--- Assignment ---
Copy out each line of the data holding "Make".

(Website and app data records)
=== Section Start ===

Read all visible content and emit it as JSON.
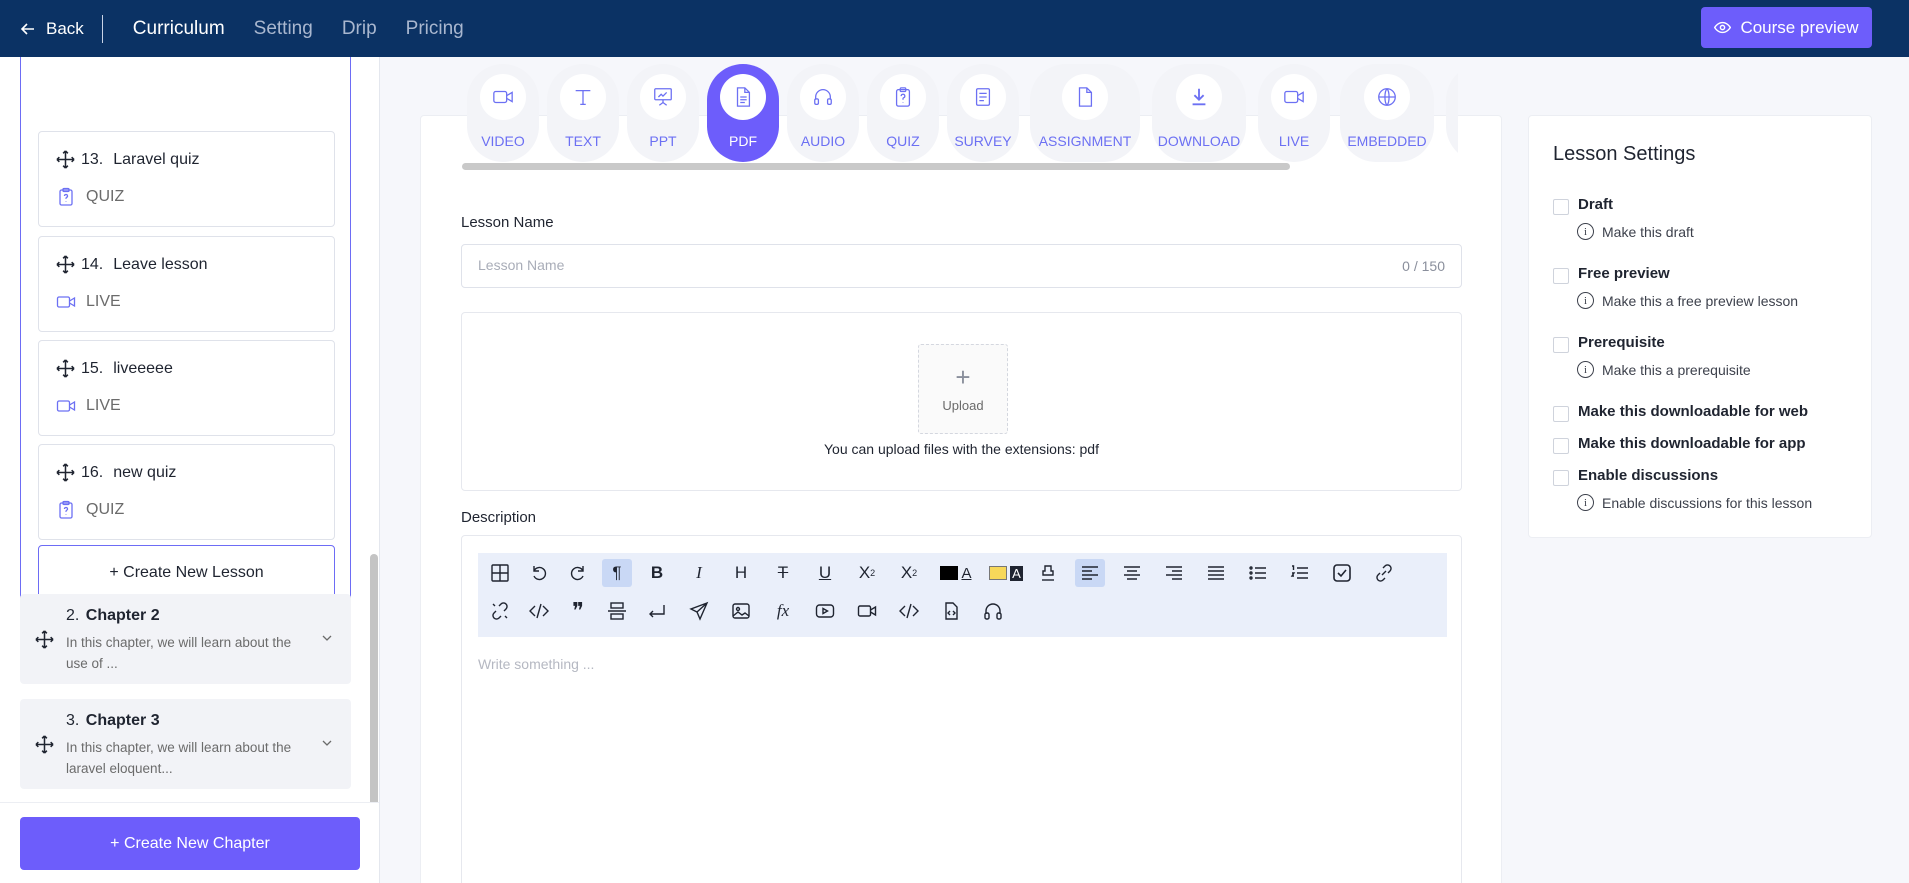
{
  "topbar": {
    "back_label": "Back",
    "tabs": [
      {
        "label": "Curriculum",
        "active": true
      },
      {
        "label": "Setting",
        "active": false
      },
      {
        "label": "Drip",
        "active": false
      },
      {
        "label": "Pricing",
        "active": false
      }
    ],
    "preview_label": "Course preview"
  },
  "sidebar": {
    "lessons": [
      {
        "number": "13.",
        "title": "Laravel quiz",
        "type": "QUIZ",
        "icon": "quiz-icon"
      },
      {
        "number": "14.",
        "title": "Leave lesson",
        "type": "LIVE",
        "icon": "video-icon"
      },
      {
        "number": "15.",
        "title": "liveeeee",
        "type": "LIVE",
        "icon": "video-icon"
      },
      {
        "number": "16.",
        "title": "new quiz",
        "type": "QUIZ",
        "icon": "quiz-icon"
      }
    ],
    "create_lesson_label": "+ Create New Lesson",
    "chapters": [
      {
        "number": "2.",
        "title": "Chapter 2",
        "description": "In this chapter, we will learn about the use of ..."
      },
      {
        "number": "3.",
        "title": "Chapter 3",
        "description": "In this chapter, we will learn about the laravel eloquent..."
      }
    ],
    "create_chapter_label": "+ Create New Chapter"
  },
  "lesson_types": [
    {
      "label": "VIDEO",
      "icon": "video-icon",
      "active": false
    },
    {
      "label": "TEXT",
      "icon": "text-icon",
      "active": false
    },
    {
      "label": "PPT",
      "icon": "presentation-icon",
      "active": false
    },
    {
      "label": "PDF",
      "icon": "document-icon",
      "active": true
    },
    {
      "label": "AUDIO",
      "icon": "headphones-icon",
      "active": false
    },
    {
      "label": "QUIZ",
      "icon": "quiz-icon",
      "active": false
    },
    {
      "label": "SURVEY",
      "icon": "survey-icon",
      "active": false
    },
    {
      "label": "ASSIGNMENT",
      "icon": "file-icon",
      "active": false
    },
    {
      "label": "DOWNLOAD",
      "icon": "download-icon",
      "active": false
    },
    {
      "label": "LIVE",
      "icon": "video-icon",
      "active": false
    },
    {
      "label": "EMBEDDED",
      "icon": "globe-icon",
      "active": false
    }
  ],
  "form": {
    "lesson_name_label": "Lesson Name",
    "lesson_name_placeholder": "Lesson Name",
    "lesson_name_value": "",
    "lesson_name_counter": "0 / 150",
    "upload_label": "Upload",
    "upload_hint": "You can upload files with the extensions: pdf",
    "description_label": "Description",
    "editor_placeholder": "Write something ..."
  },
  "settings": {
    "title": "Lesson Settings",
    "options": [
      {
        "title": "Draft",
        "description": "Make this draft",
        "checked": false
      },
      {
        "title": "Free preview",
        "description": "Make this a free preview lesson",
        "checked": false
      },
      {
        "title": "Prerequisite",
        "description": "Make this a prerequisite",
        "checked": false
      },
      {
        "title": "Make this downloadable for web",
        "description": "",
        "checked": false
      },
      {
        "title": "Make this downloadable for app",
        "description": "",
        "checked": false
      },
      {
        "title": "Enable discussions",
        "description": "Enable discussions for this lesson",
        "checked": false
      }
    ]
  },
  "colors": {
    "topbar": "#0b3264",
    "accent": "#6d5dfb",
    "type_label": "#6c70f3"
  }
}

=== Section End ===
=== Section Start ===

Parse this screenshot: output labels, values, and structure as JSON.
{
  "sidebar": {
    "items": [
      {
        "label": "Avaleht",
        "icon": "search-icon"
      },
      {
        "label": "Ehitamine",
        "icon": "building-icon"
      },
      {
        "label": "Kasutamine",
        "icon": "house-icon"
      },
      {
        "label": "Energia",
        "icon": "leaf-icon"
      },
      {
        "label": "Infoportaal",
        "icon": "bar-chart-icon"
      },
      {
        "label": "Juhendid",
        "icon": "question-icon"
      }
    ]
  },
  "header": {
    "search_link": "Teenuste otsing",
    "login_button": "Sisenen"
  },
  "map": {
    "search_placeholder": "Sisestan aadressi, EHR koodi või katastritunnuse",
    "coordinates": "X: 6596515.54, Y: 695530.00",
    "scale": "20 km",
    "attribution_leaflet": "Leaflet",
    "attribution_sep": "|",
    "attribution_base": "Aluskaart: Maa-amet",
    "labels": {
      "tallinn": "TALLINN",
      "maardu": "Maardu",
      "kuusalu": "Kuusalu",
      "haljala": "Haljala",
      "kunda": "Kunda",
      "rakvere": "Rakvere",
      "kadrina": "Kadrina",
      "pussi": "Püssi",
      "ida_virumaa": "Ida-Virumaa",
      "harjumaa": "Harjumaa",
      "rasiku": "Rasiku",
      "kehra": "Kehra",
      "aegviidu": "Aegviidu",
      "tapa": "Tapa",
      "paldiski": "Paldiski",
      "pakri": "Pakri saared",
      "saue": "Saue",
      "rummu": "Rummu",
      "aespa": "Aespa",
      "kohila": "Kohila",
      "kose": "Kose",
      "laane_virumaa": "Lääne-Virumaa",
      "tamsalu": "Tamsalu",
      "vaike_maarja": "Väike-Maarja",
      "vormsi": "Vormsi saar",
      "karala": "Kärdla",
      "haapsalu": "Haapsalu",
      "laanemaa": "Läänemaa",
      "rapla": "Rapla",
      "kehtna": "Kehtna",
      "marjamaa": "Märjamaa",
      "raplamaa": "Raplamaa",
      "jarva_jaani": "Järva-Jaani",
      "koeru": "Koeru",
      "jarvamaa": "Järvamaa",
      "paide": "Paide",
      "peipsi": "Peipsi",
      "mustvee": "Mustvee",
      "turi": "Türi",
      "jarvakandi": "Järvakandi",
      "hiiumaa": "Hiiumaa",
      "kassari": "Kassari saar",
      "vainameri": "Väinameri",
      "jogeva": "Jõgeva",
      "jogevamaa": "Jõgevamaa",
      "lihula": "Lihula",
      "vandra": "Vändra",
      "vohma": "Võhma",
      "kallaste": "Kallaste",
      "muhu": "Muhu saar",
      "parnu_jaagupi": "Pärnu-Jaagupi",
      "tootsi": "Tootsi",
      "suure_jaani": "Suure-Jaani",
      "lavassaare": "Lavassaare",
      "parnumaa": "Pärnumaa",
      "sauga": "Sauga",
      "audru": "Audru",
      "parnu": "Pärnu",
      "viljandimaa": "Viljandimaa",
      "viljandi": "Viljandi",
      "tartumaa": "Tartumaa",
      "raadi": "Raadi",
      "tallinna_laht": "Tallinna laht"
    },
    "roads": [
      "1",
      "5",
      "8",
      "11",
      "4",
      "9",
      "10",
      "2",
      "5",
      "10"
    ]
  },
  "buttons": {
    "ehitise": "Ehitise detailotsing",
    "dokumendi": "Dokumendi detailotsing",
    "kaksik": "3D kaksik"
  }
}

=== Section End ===

--- Solution ---
        "description": "Make this draft",
        "description": "Make this a free preview lesson",
        "description": "Make this a prerequisite",
        "title": "Make this downloadable for web",
        "title": "Make this downloadable for app",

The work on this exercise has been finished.